**Assignment:** Read through the lines below and copy the ones holding the string "dart".

** Opening Given records block **

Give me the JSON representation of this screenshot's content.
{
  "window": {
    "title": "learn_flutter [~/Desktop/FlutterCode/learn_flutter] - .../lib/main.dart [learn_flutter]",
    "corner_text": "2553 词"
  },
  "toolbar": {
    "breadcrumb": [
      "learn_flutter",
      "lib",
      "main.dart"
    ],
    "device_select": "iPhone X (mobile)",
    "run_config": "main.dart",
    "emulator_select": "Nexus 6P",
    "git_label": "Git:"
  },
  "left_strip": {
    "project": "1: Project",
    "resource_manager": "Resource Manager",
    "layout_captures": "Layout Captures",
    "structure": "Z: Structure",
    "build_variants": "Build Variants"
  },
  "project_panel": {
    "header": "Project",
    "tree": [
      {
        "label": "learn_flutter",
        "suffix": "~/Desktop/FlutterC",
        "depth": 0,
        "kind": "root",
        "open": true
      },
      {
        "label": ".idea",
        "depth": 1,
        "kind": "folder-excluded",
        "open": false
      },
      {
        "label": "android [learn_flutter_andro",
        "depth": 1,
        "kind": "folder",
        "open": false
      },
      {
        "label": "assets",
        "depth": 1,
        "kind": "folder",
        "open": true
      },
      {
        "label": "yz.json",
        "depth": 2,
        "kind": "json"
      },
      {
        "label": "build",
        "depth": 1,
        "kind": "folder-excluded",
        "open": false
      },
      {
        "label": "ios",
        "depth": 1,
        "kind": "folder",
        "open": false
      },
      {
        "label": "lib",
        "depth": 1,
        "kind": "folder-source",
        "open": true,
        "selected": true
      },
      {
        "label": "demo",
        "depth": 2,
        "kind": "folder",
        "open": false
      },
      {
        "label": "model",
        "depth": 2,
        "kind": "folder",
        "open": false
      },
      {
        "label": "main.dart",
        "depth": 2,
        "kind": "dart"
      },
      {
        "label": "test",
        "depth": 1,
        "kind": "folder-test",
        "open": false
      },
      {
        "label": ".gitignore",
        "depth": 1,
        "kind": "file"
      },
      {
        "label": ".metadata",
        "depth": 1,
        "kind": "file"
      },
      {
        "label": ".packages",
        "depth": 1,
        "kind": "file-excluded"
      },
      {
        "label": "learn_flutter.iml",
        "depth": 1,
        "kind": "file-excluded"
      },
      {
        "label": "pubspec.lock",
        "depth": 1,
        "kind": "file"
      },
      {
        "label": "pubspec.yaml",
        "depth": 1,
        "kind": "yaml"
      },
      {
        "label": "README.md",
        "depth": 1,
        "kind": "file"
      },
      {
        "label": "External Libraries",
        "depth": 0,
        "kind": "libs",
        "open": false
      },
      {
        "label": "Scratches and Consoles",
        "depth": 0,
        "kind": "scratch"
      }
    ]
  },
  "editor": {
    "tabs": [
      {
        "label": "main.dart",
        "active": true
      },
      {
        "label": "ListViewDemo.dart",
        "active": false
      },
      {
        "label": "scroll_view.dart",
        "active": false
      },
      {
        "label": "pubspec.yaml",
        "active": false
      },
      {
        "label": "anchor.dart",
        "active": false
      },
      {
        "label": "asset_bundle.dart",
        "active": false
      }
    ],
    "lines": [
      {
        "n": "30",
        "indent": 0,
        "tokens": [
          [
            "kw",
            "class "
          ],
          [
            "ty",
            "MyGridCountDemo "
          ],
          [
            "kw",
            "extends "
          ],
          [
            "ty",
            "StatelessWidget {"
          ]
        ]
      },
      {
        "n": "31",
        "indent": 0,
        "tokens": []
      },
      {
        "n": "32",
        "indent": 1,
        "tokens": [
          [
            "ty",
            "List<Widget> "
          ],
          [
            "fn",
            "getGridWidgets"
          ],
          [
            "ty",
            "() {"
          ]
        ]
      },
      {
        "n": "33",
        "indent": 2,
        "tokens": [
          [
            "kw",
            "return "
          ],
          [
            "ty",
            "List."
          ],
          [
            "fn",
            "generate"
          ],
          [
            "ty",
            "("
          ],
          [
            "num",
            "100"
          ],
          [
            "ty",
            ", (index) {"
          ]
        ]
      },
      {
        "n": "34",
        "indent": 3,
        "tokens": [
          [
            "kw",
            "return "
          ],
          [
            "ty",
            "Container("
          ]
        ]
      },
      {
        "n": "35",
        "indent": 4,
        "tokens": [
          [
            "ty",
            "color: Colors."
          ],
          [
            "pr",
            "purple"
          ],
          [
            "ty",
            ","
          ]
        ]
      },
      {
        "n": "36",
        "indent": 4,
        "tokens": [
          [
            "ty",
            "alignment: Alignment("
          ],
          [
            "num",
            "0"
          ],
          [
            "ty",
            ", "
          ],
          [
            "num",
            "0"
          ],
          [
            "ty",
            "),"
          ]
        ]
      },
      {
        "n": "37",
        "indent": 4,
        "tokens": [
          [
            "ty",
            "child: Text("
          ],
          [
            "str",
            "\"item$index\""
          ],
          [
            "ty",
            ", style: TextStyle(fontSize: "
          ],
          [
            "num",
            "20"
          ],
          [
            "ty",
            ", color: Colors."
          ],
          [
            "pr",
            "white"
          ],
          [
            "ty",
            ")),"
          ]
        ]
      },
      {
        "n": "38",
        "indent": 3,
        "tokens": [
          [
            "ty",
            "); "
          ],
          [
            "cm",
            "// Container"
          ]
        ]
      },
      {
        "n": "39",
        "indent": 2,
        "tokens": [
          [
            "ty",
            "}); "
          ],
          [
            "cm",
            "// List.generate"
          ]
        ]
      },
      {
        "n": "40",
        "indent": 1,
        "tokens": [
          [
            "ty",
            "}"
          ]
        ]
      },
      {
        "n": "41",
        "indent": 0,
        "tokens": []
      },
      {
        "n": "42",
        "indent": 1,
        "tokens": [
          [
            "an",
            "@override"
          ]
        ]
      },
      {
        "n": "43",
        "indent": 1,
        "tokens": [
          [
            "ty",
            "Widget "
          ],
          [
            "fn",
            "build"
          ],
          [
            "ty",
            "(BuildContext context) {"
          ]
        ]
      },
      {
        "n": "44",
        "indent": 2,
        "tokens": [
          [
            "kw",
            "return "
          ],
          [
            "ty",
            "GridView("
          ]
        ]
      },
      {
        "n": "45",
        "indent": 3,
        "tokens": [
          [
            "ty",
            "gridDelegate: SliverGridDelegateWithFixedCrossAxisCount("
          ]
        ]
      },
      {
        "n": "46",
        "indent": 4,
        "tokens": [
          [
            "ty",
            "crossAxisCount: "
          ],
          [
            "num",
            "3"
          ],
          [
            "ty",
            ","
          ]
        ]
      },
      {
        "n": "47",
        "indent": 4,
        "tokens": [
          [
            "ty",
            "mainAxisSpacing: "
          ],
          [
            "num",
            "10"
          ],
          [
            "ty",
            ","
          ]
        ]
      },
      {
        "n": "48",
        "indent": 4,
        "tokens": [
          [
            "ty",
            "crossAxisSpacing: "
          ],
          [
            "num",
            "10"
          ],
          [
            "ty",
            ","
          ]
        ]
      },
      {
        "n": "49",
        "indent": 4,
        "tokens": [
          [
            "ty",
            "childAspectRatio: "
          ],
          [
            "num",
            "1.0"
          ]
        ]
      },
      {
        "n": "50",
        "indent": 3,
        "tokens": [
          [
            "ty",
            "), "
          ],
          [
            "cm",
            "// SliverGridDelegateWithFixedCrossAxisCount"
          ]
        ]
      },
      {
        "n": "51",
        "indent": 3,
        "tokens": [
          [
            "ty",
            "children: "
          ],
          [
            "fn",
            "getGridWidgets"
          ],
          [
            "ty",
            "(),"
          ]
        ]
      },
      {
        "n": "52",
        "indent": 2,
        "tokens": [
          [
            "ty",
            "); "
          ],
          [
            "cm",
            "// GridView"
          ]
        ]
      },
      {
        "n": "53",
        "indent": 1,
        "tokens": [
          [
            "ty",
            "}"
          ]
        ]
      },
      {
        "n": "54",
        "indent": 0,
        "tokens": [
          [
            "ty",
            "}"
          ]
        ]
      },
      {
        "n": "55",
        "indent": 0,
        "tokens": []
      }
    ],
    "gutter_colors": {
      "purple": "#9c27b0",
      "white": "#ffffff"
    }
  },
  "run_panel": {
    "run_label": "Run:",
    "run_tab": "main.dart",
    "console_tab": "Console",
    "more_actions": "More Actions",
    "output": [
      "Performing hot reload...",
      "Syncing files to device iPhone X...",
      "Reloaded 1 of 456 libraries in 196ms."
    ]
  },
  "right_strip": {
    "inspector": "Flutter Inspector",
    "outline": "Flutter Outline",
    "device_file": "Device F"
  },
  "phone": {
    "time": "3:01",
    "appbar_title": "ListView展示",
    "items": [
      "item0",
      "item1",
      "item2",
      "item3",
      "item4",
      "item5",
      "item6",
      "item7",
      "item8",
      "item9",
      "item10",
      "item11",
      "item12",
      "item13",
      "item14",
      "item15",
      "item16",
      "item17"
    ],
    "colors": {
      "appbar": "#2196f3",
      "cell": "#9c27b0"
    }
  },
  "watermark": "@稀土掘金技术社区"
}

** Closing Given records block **

**Exercise response:**
    "title": "learn_flutter [~/Desktop/FlutterCode/learn_flutter] - .../lib/main.dart [learn_flutter]",
      "main.dart"
    "run_config": "main.dart",
        "label": "main.dart",
        "kind": "dart"
        "label": "main.dart",
        "label": "ListViewDemo.dart",
        "label": "scroll_view.dart",
        "label": "anchor.dart",
        "label": "asset_bundle.dart",
    "run_tab": "main.dart",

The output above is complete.